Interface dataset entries
§

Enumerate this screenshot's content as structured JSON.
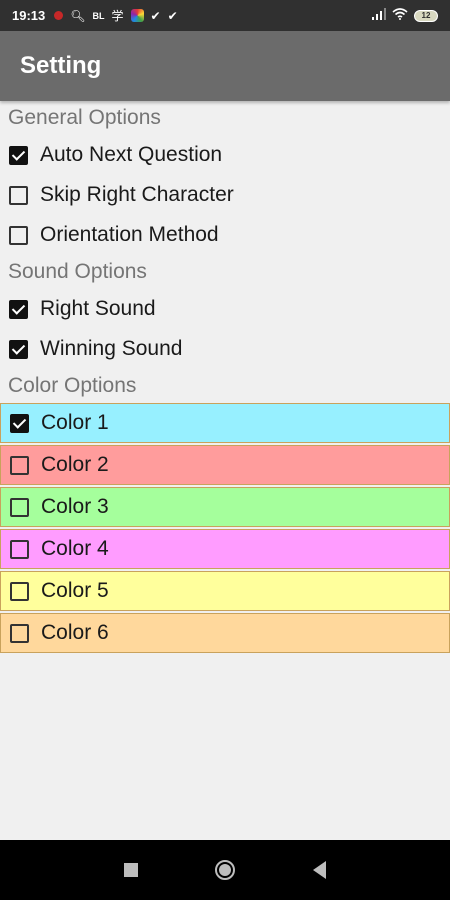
{
  "status_bar": {
    "time": "19:13",
    "badge_bl": "BL",
    "badge_cn": "学",
    "battery": "12"
  },
  "app_bar": {
    "title": "Setting"
  },
  "sections": {
    "general": {
      "header": "General Options",
      "options": [
        {
          "label": "Auto Next Question",
          "checked": true
        },
        {
          "label": "Skip Right Character",
          "checked": false
        },
        {
          "label": "Orientation Method",
          "checked": false
        }
      ]
    },
    "sound": {
      "header": "Sound Options",
      "options": [
        {
          "label": "Right Sound",
          "checked": true
        },
        {
          "label": "Winning Sound",
          "checked": true
        }
      ]
    },
    "color": {
      "header": "Color Options",
      "options": [
        {
          "label": "Color 1",
          "checked": true,
          "color": "#97f0ff"
        },
        {
          "label": "Color 2",
          "checked": false,
          "color": "#ff9c9c"
        },
        {
          "label": "Color 3",
          "checked": false,
          "color": "#a5ff9c"
        },
        {
          "label": "Color 4",
          "checked": false,
          "color": "#ff9cff"
        },
        {
          "label": "Color 5",
          "checked": false,
          "color": "#ffff9c"
        },
        {
          "label": "Color 6",
          "checked": false,
          "color": "#ffd89c"
        }
      ]
    }
  },
  "icons": [
    "notification-dot-icon",
    "search-icon",
    "colorful-app-icon",
    "check-icon",
    "signal-icon",
    "wifi-icon",
    "battery-icon"
  ]
}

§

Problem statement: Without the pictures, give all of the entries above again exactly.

Result of the task:
Enumerate this screenshot's content as structured JSON.
{
  "status_bar": {
    "time": "19:13",
    "badge_bl": "BL",
    "badge_cn": "学",
    "battery": "12"
  },
  "app_bar": {
    "title": "Setting"
  },
  "sections": {
    "general": {
      "header": "General Options",
      "options": [
        {
          "label": "Auto Next Question",
          "checked": true
        },
        {
          "label": "Skip Right Character",
          "checked": false
        },
        {
          "label": "Orientation Method",
          "checked": false
        }
      ]
    },
    "sound": {
      "header": "Sound Options",
      "options": [
        {
          "label": "Right Sound",
          "checked": true
        },
        {
          "label": "Winning Sound",
          "checked": true
        }
      ]
    },
    "color": {
      "header": "Color Options",
      "options": [
        {
          "label": "Color 1",
          "checked": true,
          "color": "#97f0ff"
        },
        {
          "label": "Color 2",
          "checked": false,
          "color": "#ff9c9c"
        },
        {
          "label": "Color 3",
          "checked": false,
          "color": "#a5ff9c"
        },
        {
          "label": "Color 4",
          "checked": false,
          "color": "#ff9cff"
        },
        {
          "label": "Color 5",
          "checked": false,
          "color": "#ffff9c"
        },
        {
          "label": "Color 6",
          "checked": false,
          "color": "#ffd89c"
        }
      ]
    }
  },
  "icons": [
    "notification-dot-icon",
    "search-icon",
    "colorful-app-icon",
    "check-icon",
    "signal-icon",
    "wifi-icon",
    "battery-icon"
  ]
}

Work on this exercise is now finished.